-- Data records for software interfaces --
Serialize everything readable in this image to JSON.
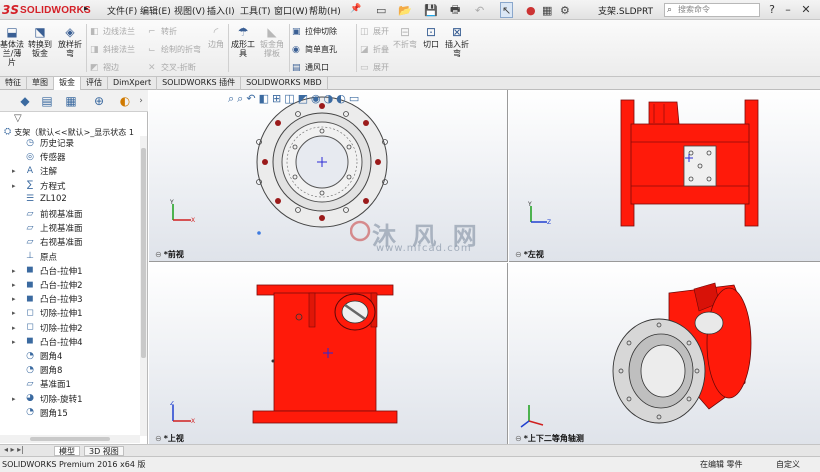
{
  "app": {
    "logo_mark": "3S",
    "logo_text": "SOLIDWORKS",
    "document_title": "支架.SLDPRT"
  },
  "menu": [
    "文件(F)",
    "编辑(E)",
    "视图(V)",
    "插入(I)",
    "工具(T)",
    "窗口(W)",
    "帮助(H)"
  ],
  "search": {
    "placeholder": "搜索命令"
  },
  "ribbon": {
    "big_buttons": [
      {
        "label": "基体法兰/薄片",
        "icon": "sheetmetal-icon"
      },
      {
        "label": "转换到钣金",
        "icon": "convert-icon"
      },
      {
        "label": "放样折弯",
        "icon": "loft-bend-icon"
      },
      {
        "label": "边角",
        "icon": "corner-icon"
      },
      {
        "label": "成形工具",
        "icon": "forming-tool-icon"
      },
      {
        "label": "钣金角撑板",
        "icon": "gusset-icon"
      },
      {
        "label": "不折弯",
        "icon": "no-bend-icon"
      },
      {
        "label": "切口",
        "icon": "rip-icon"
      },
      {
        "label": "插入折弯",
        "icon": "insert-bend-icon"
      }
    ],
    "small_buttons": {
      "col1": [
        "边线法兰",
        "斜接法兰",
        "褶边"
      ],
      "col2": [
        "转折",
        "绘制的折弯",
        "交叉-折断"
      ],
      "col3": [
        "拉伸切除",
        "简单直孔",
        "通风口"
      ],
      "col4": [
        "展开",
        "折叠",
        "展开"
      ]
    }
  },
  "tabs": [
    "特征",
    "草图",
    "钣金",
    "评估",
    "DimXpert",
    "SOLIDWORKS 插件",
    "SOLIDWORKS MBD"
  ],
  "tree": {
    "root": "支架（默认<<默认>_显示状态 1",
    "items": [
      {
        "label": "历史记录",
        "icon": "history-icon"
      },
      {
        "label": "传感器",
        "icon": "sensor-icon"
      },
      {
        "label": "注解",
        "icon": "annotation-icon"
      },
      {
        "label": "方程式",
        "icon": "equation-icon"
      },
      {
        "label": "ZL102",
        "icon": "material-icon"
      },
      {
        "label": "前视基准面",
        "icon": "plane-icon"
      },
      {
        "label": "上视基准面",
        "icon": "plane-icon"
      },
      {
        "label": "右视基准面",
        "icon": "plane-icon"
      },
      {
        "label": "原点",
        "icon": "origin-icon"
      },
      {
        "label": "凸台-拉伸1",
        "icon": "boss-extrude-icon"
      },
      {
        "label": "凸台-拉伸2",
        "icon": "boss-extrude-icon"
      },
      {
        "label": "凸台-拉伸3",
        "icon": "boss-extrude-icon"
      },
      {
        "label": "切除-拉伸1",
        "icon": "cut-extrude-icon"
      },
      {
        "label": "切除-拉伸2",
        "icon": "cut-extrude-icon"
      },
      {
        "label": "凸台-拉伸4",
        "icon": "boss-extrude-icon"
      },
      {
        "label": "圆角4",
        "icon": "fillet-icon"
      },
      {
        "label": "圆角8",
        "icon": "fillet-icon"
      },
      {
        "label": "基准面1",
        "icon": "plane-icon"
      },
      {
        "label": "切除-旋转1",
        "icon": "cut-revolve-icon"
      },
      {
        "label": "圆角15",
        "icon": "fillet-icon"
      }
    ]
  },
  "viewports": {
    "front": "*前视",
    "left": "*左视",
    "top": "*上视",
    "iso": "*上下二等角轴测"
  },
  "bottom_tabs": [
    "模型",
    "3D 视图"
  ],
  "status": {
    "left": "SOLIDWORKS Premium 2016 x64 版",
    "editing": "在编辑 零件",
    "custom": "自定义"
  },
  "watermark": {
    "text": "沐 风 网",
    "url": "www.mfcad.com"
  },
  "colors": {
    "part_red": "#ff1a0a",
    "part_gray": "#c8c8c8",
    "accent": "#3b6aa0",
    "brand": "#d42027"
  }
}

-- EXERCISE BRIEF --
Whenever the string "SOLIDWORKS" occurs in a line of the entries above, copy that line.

-- TASK RESULT --
    "logo_text": "SOLIDWORKS",
    "SOLIDWORKS 插件",
    "SOLIDWORKS MBD"
    "left": "SOLIDWORKS Premium 2016 x64 版",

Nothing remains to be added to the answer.